Aiming at the development of complex fault block oilfield, a method based on dynamic reserves research result to study the sealing property of peripheral faults to predict the height of oil columns in adjacent blocks is proposed. Achieved the purpose of finding new replacement reserves inside the oilfield. The reliability of the research is verified by the pressure testing while drilling. It provides a valuable experience for the development in similar oilfield.
Registration for the 2019 SPE Western Regional Meeting is now open. Please use the links above to register for the conference and make your hotel reservation. The 2019 SPE Western Regional Meeting promises to present an excellent opportunity to learn about the latest technical developments in areas of technology of significant interest to petroleum engineers at this time. Of course, our traditional areas of interest drilling and completion, formation evaluation, production, reservoir, facilities, health safety and the environment will provide the core of the program. Special areas of technology like heavy oil, thermal recovery, geothermal operations, and innovations will be part of the highlights of the program.
Cherivirala, Yaswanth K. (University of California, Los Angeles) | Lyu, Hongming (University of California, Los Angeles) | Alhowri, Hanni A. (University of California, Los Angeles) | Babakhani, Aydin (University of California, Los Angeles)

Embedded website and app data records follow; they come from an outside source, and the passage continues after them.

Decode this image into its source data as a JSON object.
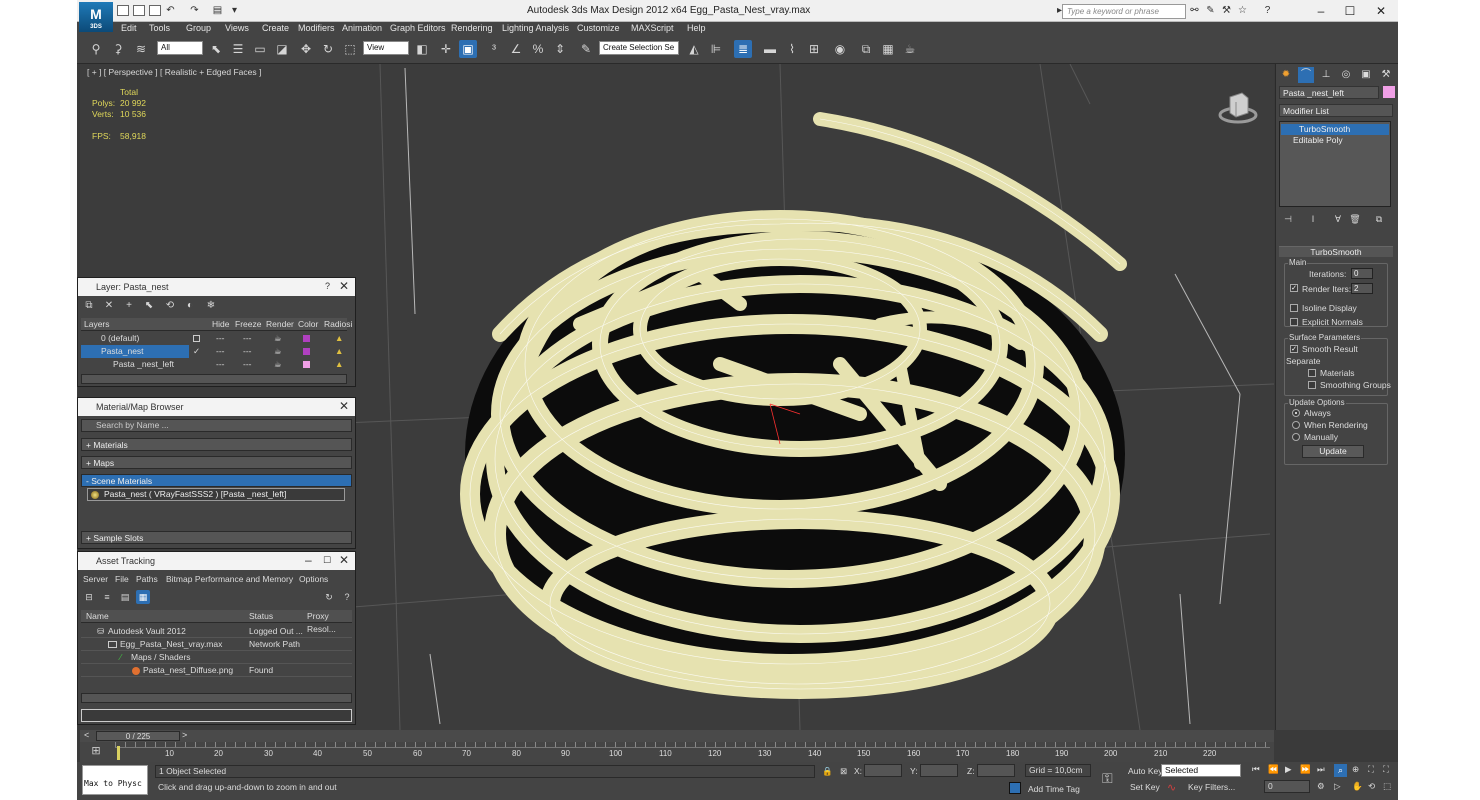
{
  "app": {
    "title": "Autodesk 3ds Max Design 2012 x64     Egg_Pasta_Nest_vray.max",
    "logo_text": "3DS"
  },
  "search": {
    "placeholder": "Type a keyword or phrase"
  },
  "menu": [
    "Edit",
    "Tools",
    "Group",
    "Views",
    "Create",
    "Modifiers",
    "Animation",
    "Graph Editors",
    "Rendering",
    "Lighting Analysis",
    "Customize",
    "MAXScript",
    "Help"
  ],
  "toolbar": {
    "selection_filter": "All",
    "ref_coord": "View",
    "named_selection": "Create Selection Se"
  },
  "viewport": {
    "label": "[ + ] [ Perspective ] [ Realistic + Edged Faces ]",
    "stats": {
      "total_label": "Total",
      "polys_label": "Polys:",
      "polys_value": "20 992",
      "verts_label": "Verts:",
      "verts_value": "10 536",
      "fps_label": "FPS:",
      "fps_value": "58,918"
    },
    "mesh_color": "#e6e2b0",
    "wire_color": "#ffffff"
  },
  "command_panel": {
    "object_name": "Pasta _nest_left",
    "object_color": "#f0a0e6",
    "modifier_list": "Modifier List",
    "stack": [
      "TurboSmooth",
      "Editable Poly"
    ],
    "rollout_title": "TurboSmooth",
    "main_group": "Main",
    "iterations_label": "Iterations:",
    "iterations_value": "0",
    "render_iters_label": "Render Iters:",
    "render_iters_value": "2",
    "isoline": "Isoline Display",
    "explicit_normals": "Explicit Normals",
    "surface_group": "Surface Parameters",
    "smooth_result": "Smooth Result",
    "separate": "Separate",
    "materials": "Materials",
    "smoothing_groups": "Smoothing Groups",
    "update_group": "Update Options",
    "always": "Always",
    "when_rendering": "When Rendering",
    "manually": "Manually",
    "update_btn": "Update"
  },
  "layer_panel": {
    "title": "Layer: Pasta_nest",
    "columns": [
      "Layers",
      "Hide",
      "Freeze",
      "Render",
      "Color",
      "Radiosi"
    ],
    "rows": [
      {
        "name": "0 (default)",
        "color": "#b040c0"
      },
      {
        "name": "Pasta_nest",
        "color": "#b040c0"
      },
      {
        "name": "Pasta _nest_left",
        "color": "#f0a0e6"
      }
    ]
  },
  "material_browser": {
    "title": "Material/Map Browser",
    "search_placeholder": "Search by Name ...",
    "sections": [
      "+ Materials",
      "+ Maps",
      "- Scene Materials",
      "+ Sample Slots"
    ],
    "scene_material": "Pasta_nest  ( VRayFastSSS2 )  [Pasta _nest_left]"
  },
  "asset_tracking": {
    "title": "Asset Tracking",
    "menu": [
      "Server",
      "File",
      "Paths",
      "Bitmap Performance and Memory",
      "Options"
    ],
    "columns": [
      "Name",
      "Status",
      "Proxy Resol..."
    ],
    "rows": [
      {
        "name": "Autodesk Vault 2012",
        "status": "Logged Out ..."
      },
      {
        "name": "Egg_Pasta_Nest_vray.max",
        "status": "Network Path"
      },
      {
        "name": "Maps / Shaders",
        "status": ""
      },
      {
        "name": "Pasta_nest_Diffuse.png",
        "status": "Found"
      }
    ]
  },
  "timeline": {
    "frame": "0 / 225",
    "ticks": [
      "10",
      "20",
      "30",
      "40",
      "50",
      "60",
      "70",
      "80",
      "90",
      "100",
      "110",
      "120",
      "130",
      "140",
      "150",
      "160",
      "170",
      "180",
      "190",
      "200",
      "210",
      "220"
    ]
  },
  "status": {
    "script_listener": "Max to Physc",
    "selected": "1 Object Selected",
    "prompt": "Click and drag up-and-down to zoom in and out",
    "x_label": "X:",
    "y_label": "Y:",
    "z_label": "Z:",
    "grid": "Grid = 10,0cm",
    "add_time_tag": "Add Time Tag",
    "auto_key": "Auto Key",
    "set_key": "Set Key",
    "key_mode": "Selected",
    "key_filters": "Key Filters...",
    "current_frame": "0"
  }
}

The onset of the era of internet of things and artificial intelligence comes with the ever-growing demand for self-sustaining and efficient sensors. Sensors based on complementary metal oxide semiconductors (CMOSs) have attracted significant attention in the implementation of distributed sensor systems for a vast number of applications because of their economical and complex integration benefits. In this work, we report CMOS-based energy-harvesting chips as wireless nodes for mapping hydraulic fractures during the shale gas extraction process. The CMOS chips are tested in a custom benchtop core-holder chamber that emulates a downhole environment. An induction coil, sized at 5×5 mm, connected to a custom CMOS chip, is used as a receiver inside the core holder to harvest electromagnetic (EM) energy transmitted by an external antenna. On the basis of the custom core-holder experiment, it is shown that encapsulated CMOS chips are able to harvest EM energy and thereby operate wirelessly. The receiver has a resonance frequency of 198 MHz. The CMOS chip is equipped with an integrated power management unit (PMU), energy-harvesting unit, and a signal-generation block. The CMOS chip inside the chamber produces an output signal with a frequency proportional to the harvested power. By measuring the frequency of the output signal produced by the chip, we are able to localize the chips within the rock inside the custom core holder.